Japan's Daio Paper says it will file complaint against former chairman for allegedly borrowing US$140M in company funds for personal use without permission; company's stock down 15% since media started reporting on loans
October 28, 2011
– Japan’s Daio Paper has revealed that its former chairman, Mototaka Ikawa, has borrowed US$140 million of the company’s money for his own use without permission and it intends to file a complaint against him, reported The New York Times on Oct. 28.
Ikawa, who stepped down as chairman on Sept. 16, has not publicly responded to specific charges but has admitted to borrowing some of the money and said he intended to repay it, according to public broadcaster NHK.
In a report filed with the Tokyo Stock Exchange on Oct. 28, Daio Paper said that Ikawa regularly ordered subsidiaries of the company to deposit money into his personal bank account and to an account help by the Las Vegas Sands casino’s Japanese subsidiary.
Ikawa has repaid 4.75 billon yen (US$62.7 million) of the 10.68 billion yen he borrowed between May 2010 and September 2011, according to the report.

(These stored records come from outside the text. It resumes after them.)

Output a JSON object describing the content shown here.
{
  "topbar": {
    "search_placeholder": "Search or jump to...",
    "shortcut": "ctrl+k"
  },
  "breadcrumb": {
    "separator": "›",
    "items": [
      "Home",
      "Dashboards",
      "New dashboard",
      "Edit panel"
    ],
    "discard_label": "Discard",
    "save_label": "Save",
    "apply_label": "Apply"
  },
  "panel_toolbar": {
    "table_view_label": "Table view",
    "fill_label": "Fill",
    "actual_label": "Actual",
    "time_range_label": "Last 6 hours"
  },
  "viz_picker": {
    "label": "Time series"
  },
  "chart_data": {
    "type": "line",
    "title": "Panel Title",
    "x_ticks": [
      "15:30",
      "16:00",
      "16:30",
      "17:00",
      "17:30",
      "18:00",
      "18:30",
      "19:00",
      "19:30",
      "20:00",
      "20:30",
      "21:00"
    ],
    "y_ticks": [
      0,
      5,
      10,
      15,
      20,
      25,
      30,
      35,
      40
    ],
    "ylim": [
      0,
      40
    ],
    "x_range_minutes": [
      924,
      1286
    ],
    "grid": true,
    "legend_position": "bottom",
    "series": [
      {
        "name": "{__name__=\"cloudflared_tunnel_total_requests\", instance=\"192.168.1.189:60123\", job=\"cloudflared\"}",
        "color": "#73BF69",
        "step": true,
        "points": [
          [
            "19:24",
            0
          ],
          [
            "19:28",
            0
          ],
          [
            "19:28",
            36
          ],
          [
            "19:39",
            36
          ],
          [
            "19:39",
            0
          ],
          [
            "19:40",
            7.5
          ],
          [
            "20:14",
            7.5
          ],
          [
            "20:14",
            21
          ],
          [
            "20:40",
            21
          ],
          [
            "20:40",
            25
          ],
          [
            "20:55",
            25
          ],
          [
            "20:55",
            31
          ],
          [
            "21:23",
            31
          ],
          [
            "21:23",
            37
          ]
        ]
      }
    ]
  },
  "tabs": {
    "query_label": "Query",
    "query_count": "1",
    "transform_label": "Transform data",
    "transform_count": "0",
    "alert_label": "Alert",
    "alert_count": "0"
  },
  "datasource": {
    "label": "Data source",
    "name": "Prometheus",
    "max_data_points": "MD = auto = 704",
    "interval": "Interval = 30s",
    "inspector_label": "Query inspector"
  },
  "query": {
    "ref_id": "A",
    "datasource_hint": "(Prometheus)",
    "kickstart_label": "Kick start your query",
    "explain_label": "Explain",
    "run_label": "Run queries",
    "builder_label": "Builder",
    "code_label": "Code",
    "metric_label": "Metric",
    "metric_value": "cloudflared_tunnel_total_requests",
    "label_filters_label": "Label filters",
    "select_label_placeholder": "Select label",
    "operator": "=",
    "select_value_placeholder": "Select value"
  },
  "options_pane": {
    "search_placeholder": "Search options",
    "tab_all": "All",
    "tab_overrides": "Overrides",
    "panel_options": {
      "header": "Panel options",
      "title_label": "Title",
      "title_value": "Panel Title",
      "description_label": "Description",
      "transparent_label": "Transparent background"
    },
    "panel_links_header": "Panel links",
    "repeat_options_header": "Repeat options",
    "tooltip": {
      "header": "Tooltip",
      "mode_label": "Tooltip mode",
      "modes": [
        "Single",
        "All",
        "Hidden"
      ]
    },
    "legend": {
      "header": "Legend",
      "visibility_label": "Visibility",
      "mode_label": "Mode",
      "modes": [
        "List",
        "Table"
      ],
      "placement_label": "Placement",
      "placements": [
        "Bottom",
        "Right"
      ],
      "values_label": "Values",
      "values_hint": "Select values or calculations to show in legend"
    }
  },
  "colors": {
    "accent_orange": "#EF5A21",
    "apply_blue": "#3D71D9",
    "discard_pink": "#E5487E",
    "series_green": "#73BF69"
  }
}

Daio Paper said it would ask Ikawa to repay the remaining amount and investigate how he used it, the Times reported.
The former chairman claims he used the money he has not repaid for currency trading and dealing in the stock market, said the report.
The report also criticized Daio Paper executives, board members and auditors who failed to bring attention to the loans previously. The former chairman’s “wishes were obeyed without question,” the report said, reported the Times.
Daio Paper has fired the former chairman’s brother Takahiro Ikawa, who is a board member, and their father, Takao Ikawa, who advised the company, is a former chairman and the son of the company’s founder Isekichi Ikawa, said Masayoshi Sako, the company’s president, at a news conference.
Sako also had his pay cut by 50%, while board members received other censures, announced the company, which is a major producer of tissue paper. A special committee is to be formed to study ways to improve Daio Paper’s corporate governance, the Times reported.
To cover the loans, some of the Tokyo-based company’s subsidiaries were forced to take on more debt, according to the report. Daio Paper had a net loss of 8 billion yen on sales of about 410 billion yen for the year to March.
Since the loans have been reported by the local media, Daio Paper’s stock price has dropped about 15%, reported the Times.
The primary source of this article is The New York Times, New York, New York, on Oct. 28, 2011.